Actor Alan Rickman has died of cancer, the second cultural icon to have been lost to that disease this week. His nearly forty-year career on the screen is filled with too many works to name all of them here and probably not necessary to do, anyway, given his popularity. In recent years, he was the embodiment of Professor Severus Snape and brought life to a philandering husband in Love Actually. But an early film of his, the one that brought him into American consciousness, is what likely came to mind among readers here: Die Hard.
Like Love Actually, Die Hard is a Christmas movie, in the latter case, one that keeps glad tidings and good cheer to a blessed minimum. The John McTiernan film is also a relief from the stereotype of the 80s action flick in that the hero, John McClane, isn’t an invulnerable, grunting Neanderthal, and his eventual victory doesn’t feel inevitable.
But the story is as much made by Rickman’s character, Hans Gruber. Gruber is a delicious villain, a character who has received all the benefits of a classical education without being burdened by moral concerns. He’s stylish, enjoying fine clothing. He combines a reptilian coldness that is tough to disrupt with a calculating mind that has planned out every detail—almost. And unlike so many bad guys in the decade’s action films, he is an exceptional thief.

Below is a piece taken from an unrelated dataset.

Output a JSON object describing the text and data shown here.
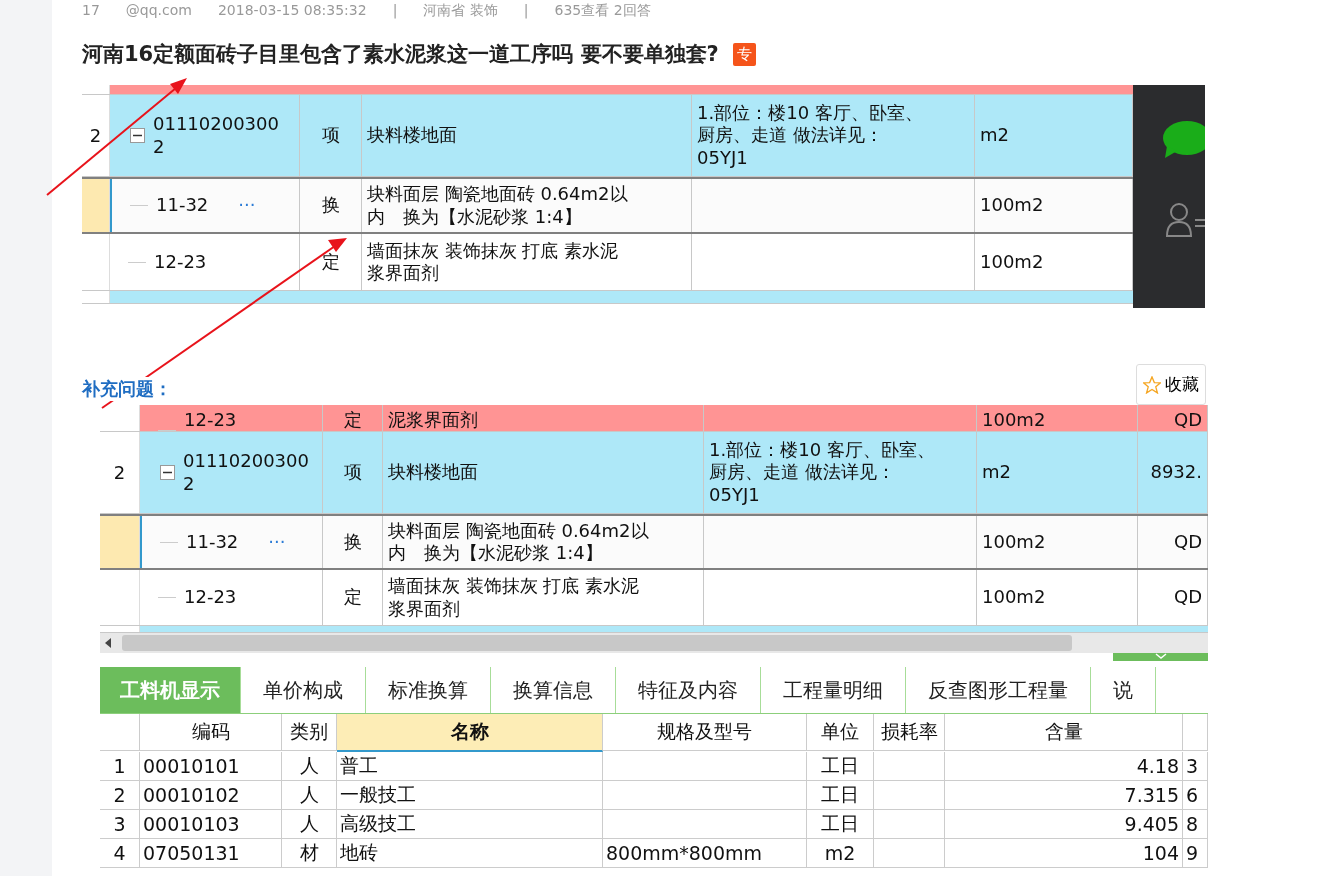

And he has good taste in guns. The Heckler & Koch P7M13 is more compact than McClane’s Beretta 92F, thus easier to conceal while holding only two fewer rounds in the magazine and benefiting from a low bore axis. For an American audience, arming Gruber with this Teutonic staple gun, as it gets called in discussion boards, rounded out the character’s exotic sophistication.